**PROBLEM DESCRIPTION**
Every line below that holds the word "Bafra" must be listed.
START RECORDED DATA
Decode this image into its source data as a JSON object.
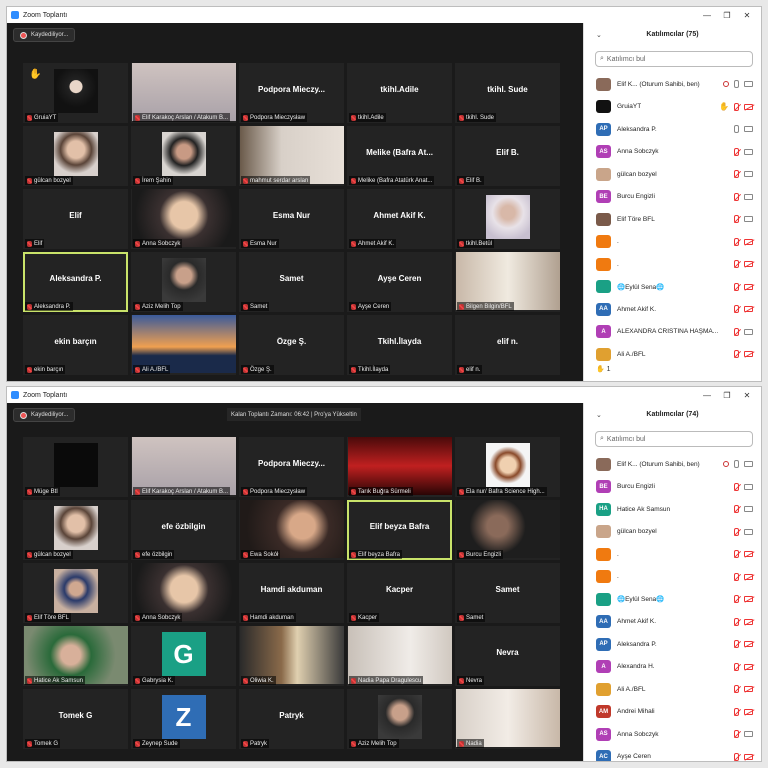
{
  "windows": [
    {
      "title": "Zoom Toplantı",
      "recording_label": "Kaydediliyor...",
      "banner": "",
      "participants_header": "Katılımcılar (75)",
      "search_placeholder": "Katılımcı bul",
      "footer_count": "1",
      "tiles": [
        {
          "name": "",
          "label": "GruiaYT",
          "hand": true,
          "pic": "dark"
        },
        {
          "name": "",
          "label": "Elif Karakoç Arslan / Atakum B...",
          "pic": "wide1"
        },
        {
          "name": "Podpora Mieczy...",
          "label": "Podpora Mieczysław"
        },
        {
          "name": "tkihl.Adile",
          "label": "tkihl.Adile"
        },
        {
          "name": "tkihl. Sude",
          "label": "tkihl. Sude"
        },
        {
          "name": "",
          "label": "gülcan bozyel",
          "pic": "portrait1"
        },
        {
          "name": "",
          "label": "İrem Şahin",
          "pic": "portrait2"
        },
        {
          "name": "",
          "label": "mahmut serdar arslan",
          "pic": "wide2"
        },
        {
          "name": "Melike (Bafra At...",
          "label": "Melike (Bafra Atatürk Anat..."
        },
        {
          "name": "Elif B.",
          "label": "Elif B."
        },
        {
          "name": "Elif",
          "label": "Elif"
        },
        {
          "name": "",
          "label": "Anna Sobczyk",
          "pic": "wide3"
        },
        {
          "name": "Esma Nur",
          "label": "Esma Nur"
        },
        {
          "name": "Ahmet Akif K.",
          "label": "Ahmet Akif K."
        },
        {
          "name": "",
          "label": "tkihl.Betül",
          "pic": "portrait3"
        },
        {
          "name": "Aleksandra P.",
          "label": "Aleksandra P.",
          "highlight": true
        },
        {
          "name": "",
          "label": "Aziz Melih Top",
          "pic": "portrait4"
        },
        {
          "name": "Samet",
          "label": "Samet"
        },
        {
          "name": "Ayşe Ceren",
          "label": "Ayşe Ceren"
        },
        {
          "name": "",
          "label": "Bilgen Bilgin/BFL",
          "pic": "wide4"
        },
        {
          "name": "ekin barçın",
          "label": "ekin barçın"
        },
        {
          "name": "",
          "label": "Ali A./BFL",
          "pic": "sunset"
        },
        {
          "name": "Özge Ş.",
          "label": "Özge Ş."
        },
        {
          "name": "Tkihl.İlayda",
          "label": "Tkihl.İlayda"
        },
        {
          "name": "elif n.",
          "label": "elif n."
        }
      ],
      "participants": [
        {
          "avatar": "",
          "color": "#8a6a5a",
          "name": "Elif K...  (Oturum Sahibi, ben)",
          "icons": [
            "rec",
            "mic",
            "cam"
          ]
        },
        {
          "avatar": "",
          "color": "#111111",
          "name": "GruiaYT",
          "icons": [
            "hand",
            "micoff",
            "camoff"
          ]
        },
        {
          "avatar": "AP",
          "color": "#2f6db5",
          "name": "Aleksandra P.",
          "icons": [
            "mic",
            "cam"
          ]
        },
        {
          "avatar": "AS",
          "color": "#b03fb5",
          "name": "Anna Sobczyk",
          "icons": [
            "micoff",
            "cam"
          ]
        },
        {
          "avatar": "",
          "color": "#c9a58a",
          "name": "gülcan bozyel",
          "icons": [
            "micoff",
            "cam"
          ]
        },
        {
          "avatar": "BE",
          "color": "#b03fb5",
          "name": "Burcu Engizli",
          "icons": [
            "micoff",
            "cam"
          ]
        },
        {
          "avatar": "",
          "color": "#7a5a4a",
          "name": "Elif Töre BFL",
          "icons": [
            "micoff",
            "cam"
          ]
        },
        {
          "avatar": "",
          "color": "#f07a10",
          "name": ".",
          "icons": [
            "micoff",
            "camoff"
          ]
        },
        {
          "avatar": "",
          "color": "#f07a10",
          "name": ".",
          "icons": [
            "micoff",
            "camoff"
          ]
        },
        {
          "avatar": "",
          "color": "#1aa085",
          "name": "🌐Eylül Sena🌐",
          "icons": [
            "micoff",
            "camoff"
          ]
        },
        {
          "avatar": "AA",
          "color": "#2f6db5",
          "name": "Ahmet Akif K.",
          "icons": [
            "micoff",
            "camoff"
          ]
        },
        {
          "avatar": "A",
          "color": "#b03fb5",
          "name": "ALEXANDRA CRISTINA HAŞMĂ...",
          "icons": [
            "micoff",
            "cam"
          ]
        },
        {
          "avatar": "",
          "color": "#e0a030",
          "name": "Ali A./BFL",
          "icons": [
            "micoff",
            "camoff"
          ]
        }
      ]
    },
    {
      "title": "Zoom Toplantı",
      "recording_label": "Kaydediliyor...",
      "banner": "Kalan Toplantı Zamanı: 06:42 | Pro'ya Yükseltin",
      "participants_header": "Katılımcılar (74)",
      "search_placeholder": "Katılımcı bul",
      "footer_count": "",
      "tiles": [
        {
          "name": "",
          "label": "Müge Btl",
          "pic": "black"
        },
        {
          "name": "",
          "label": "Elif Karakoç Arslan / Atakum B...",
          "pic": "wide1"
        },
        {
          "name": "Podpora Mieczy...",
          "label": "Podpora Mieczysław"
        },
        {
          "name": "",
          "label": "Tarık Buğra Sürmeli",
          "pic": "red"
        },
        {
          "name": "",
          "label": "Ela nur/ Bafra Science High...",
          "pic": "cartoon"
        },
        {
          "name": "",
          "label": "gülcan bozyel",
          "pic": "portrait1"
        },
        {
          "name": "efe özbilgin",
          "label": "efe özbilgin"
        },
        {
          "name": "",
          "label": "Ewa Sokół",
          "pic": "wide5"
        },
        {
          "name": "Elif beyza Bafra",
          "label": "Elif beyza Bafra",
          "highlight": true
        },
        {
          "name": "",
          "label": "Burcu Engizli",
          "pic": "wide6"
        },
        {
          "name": "",
          "label": "Elif Töre BFL",
          "pic": "portrait5"
        },
        {
          "name": "",
          "label": "Anna Sobczyk",
          "pic": "wide3"
        },
        {
          "name": "Hamdi akduman",
          "label": "Hamdi akduman"
        },
        {
          "name": "Kacper",
          "label": "Kacper"
        },
        {
          "name": "Samet",
          "label": "Samet"
        },
        {
          "name": "",
          "label": "Hatice Ak Samsun",
          "pic": "wide7"
        },
        {
          "name": "",
          "label": "Gabrysia K.",
          "pic": "letterG"
        },
        {
          "name": "",
          "label": "Oliwia K.",
          "pic": "room"
        },
        {
          "name": "",
          "label": "Nadia Papa Dragulescu",
          "pic": "wide8"
        },
        {
          "name": "Nevra",
          "label": "Nevra"
        },
        {
          "name": "Tomek G",
          "label": "Tomek G"
        },
        {
          "name": "",
          "label": "Zeynep Sude",
          "pic": "letterZ"
        },
        {
          "name": "Patryk",
          "label": "Patryk"
        },
        {
          "name": "",
          "label": "Aziz Melih Top",
          "pic": "portrait4"
        },
        {
          "name": "",
          "label": "Nadia",
          "pic": "wide9"
        }
      ],
      "participants": [
        {
          "avatar": "",
          "color": "#8a6a5a",
          "name": "Elif K...  (Oturum Sahibi, ben)",
          "icons": [
            "rec",
            "mic",
            "cam"
          ]
        },
        {
          "avatar": "BE",
          "color": "#b03fb5",
          "name": "Burcu Engizli",
          "icons": [
            "micoff",
            "cam"
          ]
        },
        {
          "avatar": "HA",
          "color": "#1aa085",
          "name": "Hatice Ak Samsun",
          "icons": [
            "micoff",
            "cam"
          ]
        },
        {
          "avatar": "",
          "color": "#c9a58a",
          "name": "gülcan bozyel",
          "icons": [
            "micoff",
            "cam"
          ]
        },
        {
          "avatar": "",
          "color": "#f07a10",
          "name": ".",
          "icons": [
            "micoff",
            "camoff"
          ]
        },
        {
          "avatar": "",
          "color": "#f07a10",
          "name": ".",
          "icons": [
            "micoff",
            "camoff"
          ]
        },
        {
          "avatar": "",
          "color": "#1aa085",
          "name": "🌐Eylül Sena🌐",
          "icons": [
            "micoff",
            "camoff"
          ]
        },
        {
          "avatar": "AA",
          "color": "#2f6db5",
          "name": "Ahmet Akif K.",
          "icons": [
            "micoff",
            "camoff"
          ]
        },
        {
          "avatar": "AP",
          "color": "#2f6db5",
          "name": "Aleksandra P.",
          "icons": [
            "micoff",
            "camoff"
          ]
        },
        {
          "avatar": "A",
          "color": "#b03fb5",
          "name": "Alexandra H.",
          "icons": [
            "micoff",
            "camoff"
          ]
        },
        {
          "avatar": "",
          "color": "#e0a030",
          "name": "Ali A./BFL",
          "icons": [
            "micoff",
            "camoff"
          ]
        },
        {
          "avatar": "AM",
          "color": "#c0392b",
          "name": "Andrei Mihali",
          "icons": [
            "micoff",
            "camoff"
          ]
        },
        {
          "avatar": "AS",
          "color": "#b03fb5",
          "name": "Anna Sobczyk",
          "icons": [
            "micoff",
            "cam"
          ]
        },
        {
          "avatar": "AC",
          "color": "#2f6db5",
          "name": "Ayşe Ceren",
          "icons": [
            "micoff",
            "camoff"
          ]
        }
      ]
    }
  ]
}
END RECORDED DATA
**ANSWER TO THIS EXERCISE**
          "name": "Melike (Bafra At...",
          "label": "Melike (Bafra Atatürk Anat..."
          "label": "Ela nur/ Bafra Science High...",
          "name": "Elif beyza Bafra",
          "label": "Elif beyza Bafra",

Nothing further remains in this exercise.